──────── Records provided ────────
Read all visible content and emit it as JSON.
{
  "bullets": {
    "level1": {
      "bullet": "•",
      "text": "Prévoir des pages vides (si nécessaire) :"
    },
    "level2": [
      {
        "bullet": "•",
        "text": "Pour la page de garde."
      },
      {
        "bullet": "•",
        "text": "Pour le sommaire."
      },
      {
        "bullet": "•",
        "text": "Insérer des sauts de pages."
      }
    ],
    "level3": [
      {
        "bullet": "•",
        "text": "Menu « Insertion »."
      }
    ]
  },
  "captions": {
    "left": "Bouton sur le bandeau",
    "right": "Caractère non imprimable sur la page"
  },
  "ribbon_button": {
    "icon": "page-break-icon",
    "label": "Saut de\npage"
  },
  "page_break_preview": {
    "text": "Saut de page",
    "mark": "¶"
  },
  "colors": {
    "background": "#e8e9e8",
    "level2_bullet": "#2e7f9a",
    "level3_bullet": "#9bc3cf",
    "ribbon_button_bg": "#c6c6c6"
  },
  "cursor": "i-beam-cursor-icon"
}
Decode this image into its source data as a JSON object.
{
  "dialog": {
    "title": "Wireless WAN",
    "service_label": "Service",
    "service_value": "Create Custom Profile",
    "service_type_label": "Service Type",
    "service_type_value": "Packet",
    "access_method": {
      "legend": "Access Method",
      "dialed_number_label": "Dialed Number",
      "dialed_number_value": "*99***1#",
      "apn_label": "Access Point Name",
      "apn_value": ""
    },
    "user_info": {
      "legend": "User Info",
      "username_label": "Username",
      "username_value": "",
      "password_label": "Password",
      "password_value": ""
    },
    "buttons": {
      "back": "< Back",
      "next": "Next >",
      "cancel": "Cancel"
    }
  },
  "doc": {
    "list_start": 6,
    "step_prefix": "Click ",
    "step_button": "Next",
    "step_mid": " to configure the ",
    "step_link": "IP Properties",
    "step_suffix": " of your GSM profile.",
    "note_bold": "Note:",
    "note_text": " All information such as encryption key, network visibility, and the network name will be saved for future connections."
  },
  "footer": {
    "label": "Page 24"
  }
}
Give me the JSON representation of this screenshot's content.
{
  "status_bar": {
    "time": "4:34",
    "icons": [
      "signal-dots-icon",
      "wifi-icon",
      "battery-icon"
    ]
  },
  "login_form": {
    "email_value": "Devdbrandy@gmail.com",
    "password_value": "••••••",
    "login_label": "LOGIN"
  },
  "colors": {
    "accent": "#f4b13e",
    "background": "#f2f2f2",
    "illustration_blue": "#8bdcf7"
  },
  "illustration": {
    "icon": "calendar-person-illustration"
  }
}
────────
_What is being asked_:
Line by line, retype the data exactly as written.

_Written reply_:
Read all visible content and emit it as JSON.
{
  "bullets": {
    "level1": {
      "bullet": "•",
      "text": "Prévoir des pages vides (si nécessaire) :"
    },
    "level2": [
      {
        "bullet": "•",
        "text": "Pour la page de garde."
      },
      {
        "bullet": "•",
        "text": "Pour le sommaire."
      },
      {
        "bullet": "•",
        "text": "Insérer des sauts de pages."
      }
    ],
    "level3": [
      {
        "bullet": "•",
        "text": "Menu « Insertion »."
      }
    ]
  },
  "captions": {
    "left": "Bouton sur le bandeau",
    "right": "Caractère non imprimable sur la page"
  },
  "ribbon_button": {
    "icon": "page-break-icon",
    "label": "Saut de\npage"
  },
  "page_break_preview": {
    "text": "Saut de page",
    "mark": "¶"
  },
  "colors": {
    "background": "#e8e9e8",
    "level2_bullet": "#2e7f9a",
    "level3_bullet": "#9bc3cf",
    "ribbon_button_bg": "#c6c6c6"
  },
  "cursor": "i-beam-cursor-icon"
}
Decode this image into its source data as a JSON object.
{
  "dialog": {
    "title": "Wireless WAN",
    "service_label": "Service",
    "service_value": "Create Custom Profile",
    "service_type_label": "Service Type",
    "service_type_value": "Packet",
    "access_method": {
      "legend": "Access Method",
      "dialed_number_label": "Dialed Number",
      "dialed_number_value": "*99***1#",
      "apn_label": "Access Point Name",
      "apn_value": ""
    },
    "user_info": {
      "legend": "User Info",
      "username_label": "Username",
      "username_value": "",
      "password_label": "Password",
      "password_value": ""
    },
    "buttons": {
      "back": "< Back",
      "next": "Next >",
      "cancel": "Cancel"
    }
  },
  "doc": {
    "list_start": 6,
    "step_prefix": "Click ",
    "step_button": "Next",
    "step_mid": " to configure the ",
    "step_link": "IP Properties",
    "step_suffix": " of your GSM profile.",
    "note_bold": "Note:",
    "note_text": " All information such as encryption key, network visibility, and the network name will be saved for future connections."
  },
  "footer": {
    "label": "Page 24"
  }
}
Give me the JSON representation of this screenshot's content.
{
  "status_bar": {
    "time": "4:34",
    "icons": [
      "signal-dots-icon",
      "wifi-icon",
      "battery-icon"
    ]
  },
  "login_form": {
    "email_value": "Devdbrandy@gmail.com",
    "password_value": "••••••",
    "login_label": "LOGIN"
  },
  "colors": {
    "accent": "#f4b13e",
    "background": "#f2f2f2",
    "illustration_blue": "#8bdcf7"
  },
  "illustration": {
    "icon": "calendar-person-illustration"
  }
}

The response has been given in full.